Croatia’s hoteliers are hopeful that proposed tourism-infrastructure initiatives being put in place by the government will position the country’s hotel industry for success once the coronavirus is a memory.
REPORT FROM CROATIA—It is no understatement to suggest that Croatia’s assumption of the presidency of the European Union for the first six months of this year will be different to that of its predecessors.
In these unprecedented times, however, Croatia is well-positioned to weather effects of the coronavirus (COVID-19) pandemic and come out stronger, according to sources.
Siniša Topalović, managing director at Horwath HTL Croatia, said Croatia’s agenda for the EU presidency includes initiatives to set up a dedicated fund to help development, product differentiation and tourism-related infrastructure.
“Due to other problems over the last years, the country has not invested heavily in public infrastructure, and that now presents a problem when it comes to the industry’s sustainability model,” he said, adding that is also a concern in neighboring countries such as Hungary and Slovenia.
“Croatia has a significant lack of infrastructure, a lack of convention centers, a lack of transport infrastructure,” he said, noting much of these concerns temporarily will be put to aside to deal with more pressing issues around the growing pandemic.
He added he is positive the country—and the planet—will get through the coronavirus pandemic, crediting the Croatian government for being proactive and clear in its messaging. At press time, a raft of economic measures were expected.
“This kind of weakness could be a potential risk-mitigating factor. There still is a kind of hope,” Topalović said, referring to much of Croatia’s tourism offering being largely restricted to three or four warmer summer months.
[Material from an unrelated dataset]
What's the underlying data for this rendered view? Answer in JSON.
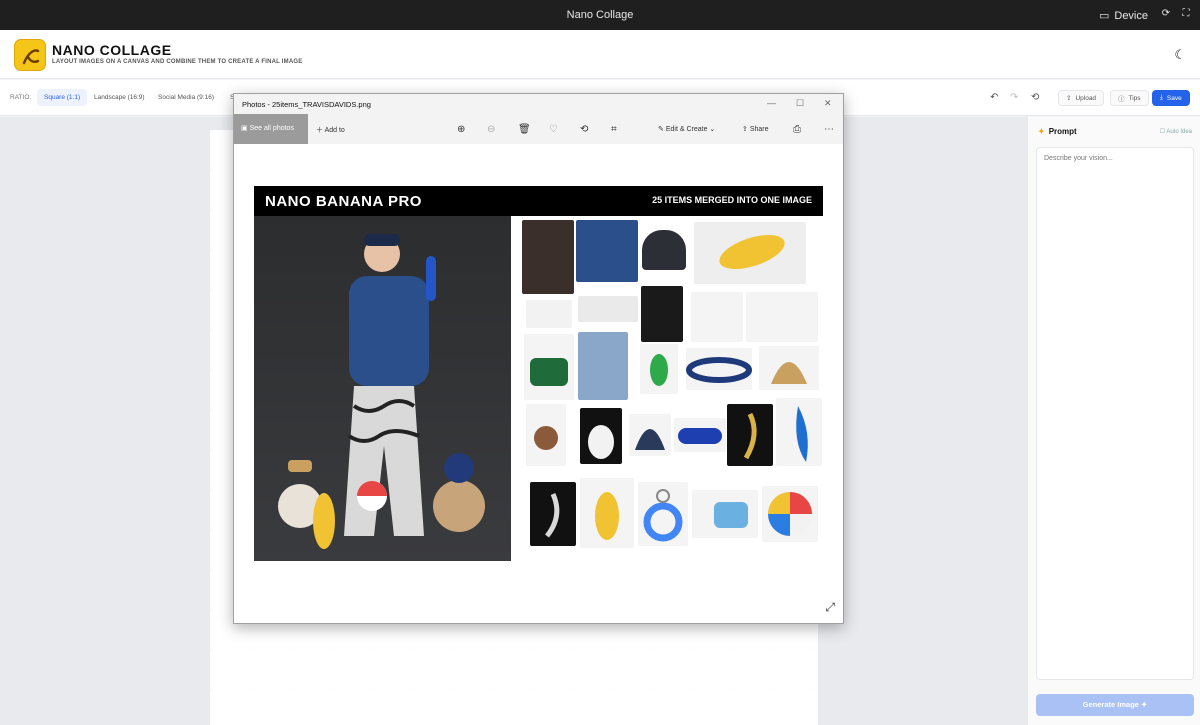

Katarina Kovačev, hotel manager of the 45-room Hotel Štacija in Kastela, which opened in 2017, said hoteliers are following government directions and setting the future of their hotels.
“We have had three very good seasons behind us, so we will build on that,” she said.
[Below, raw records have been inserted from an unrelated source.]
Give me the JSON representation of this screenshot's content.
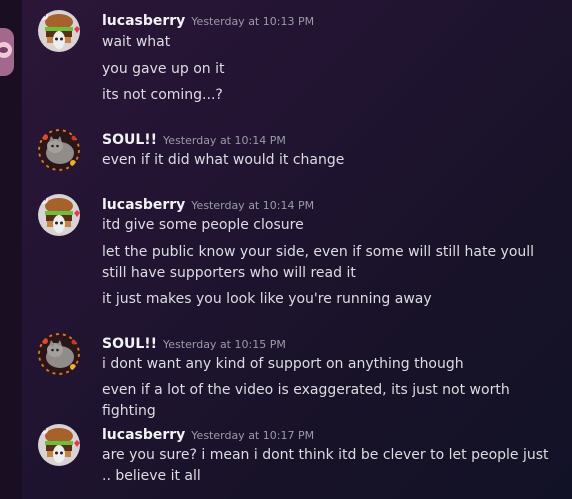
{
  "messages": [
    {
      "author": "lucasberry",
      "timestamp": "Yesterday at 10:13 PM",
      "avatar_icon": "burger-avatar-icon",
      "lines": [
        "wait what",
        "you gave up on it",
        "its not coming...?"
      ]
    },
    {
      "author": "SOUL!!",
      "timestamp": "Yesterday at 10:14 PM",
      "avatar_icon": "gray-cat-avatar-icon",
      "lines": [
        "even if it did what would it change"
      ]
    },
    {
      "author": "lucasberry",
      "timestamp": "Yesterday at 10:14 PM",
      "avatar_icon": "burger-avatar-icon",
      "lines": [
        "itd give some people closure",
        "let the public know your side,  even if some will still hate youll still have supporters who will read it",
        "it just makes you look like you're running away"
      ]
    },
    {
      "author": "SOUL!!",
      "timestamp": "Yesterday at 10:15 PM",
      "avatar_icon": "gray-cat-avatar-icon",
      "lines": [
        "i dont want any kind of support on anything though",
        "even if a lot of the video is exaggerated, its just not worth fighting"
      ]
    },
    {
      "author": "lucasberry",
      "timestamp": "Yesterday at 10:17 PM",
      "avatar_icon": "burger-avatar-icon",
      "lines": [
        "are you sure? i mean i dont think itd be clever to let people just .. believe it all"
      ]
    }
  ],
  "colors": {
    "username": "#f2f3f5",
    "timestamp": "#9b9ca6",
    "message_text": "#dcdde2",
    "background_top": "#2c1638",
    "background_bottom": "#121226"
  }
}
Adding to the 16%
Sources said hoteliers in Croatia will have opportunities to capitalize on demand once normalcy begins to return.
Zoran Kasum, managing director and partner at Zagreb-based HD Consulting, speaking to Hotel News Now before the coronavirus outbreak, said generally much hotel product in the country is going through a process of consolidation, with the bigger companies buying the smaller ones.
That might continue, he said.
“As well as some retirement and pension firms, investment funds are investing in troubled companies and acting as Propcos, delivering assets and portfolios to bigger hospitality companies (Opcos), for management,“ Kasum said.
He said the goal is to improve the Croatian hotel industry.
“Investments are mostly connected to increasing the level of quality in existing properties, and there is some interest for hotel franchises in already operating properties. Greenfield-wise, not many projects can be noted. Most are brownfield projects, and within that there are difficult procedures when obtaining land and permits,“ Kasum said.
Topalović said approximately 16% of accommodations/lodgings choices in Croatia are hotel rooms, while camping makes up approximately 20%, and more than 55% are holiday homes or alternative accommodations.
“We need visible products that can prove they have significant benefits of tourism, especially around sustainability. We have the potential to add a significant pool of new capacity,” he said.
Sources said the competition for guests puts big pressure on hotels in terms of occupancy and average daily rate.
“Croatia has high seasonality, which drives 85% (of guests) in three to four summer months. Therefore, despite coronavirus, there is still hope of good traffic,” Topalović said.
According to data from STR, the parent company of Hotel News Now, Croatia hotel occupancy dropped 15.2% year over year to 32.6% in February, and revenue per available room fell 7% to 195.08 Croatian kuna ($27.39). Average daily rate, though, grew by 9.7% to HRK597.53 ($83.91).
The dramatic events of the first few months of 2020 will affect Croatia’s tourism offering, sources said.
“Most hit will be three destinations,” Topalović said. “Dubrovnik, which has a lot of (meetings, incentives, conventions and exhibitions) business; Istria, a traditional drive-in market attracting many Italians and Central Europeans, and which will be definitely affected this Easter; and our capital, Zagreb, where a lot of things related to the EU presidency will be postponed or cancelled,” he said.
Topalović said in Istria the majority of hotels have closed to minimize the virus’ spread, with the hope to reopen at the beginning of June.
“There are three Hilton (hotels) in Zagreb, and one remains open. For other hotels, it is not clear, but not all will remain open,” he said.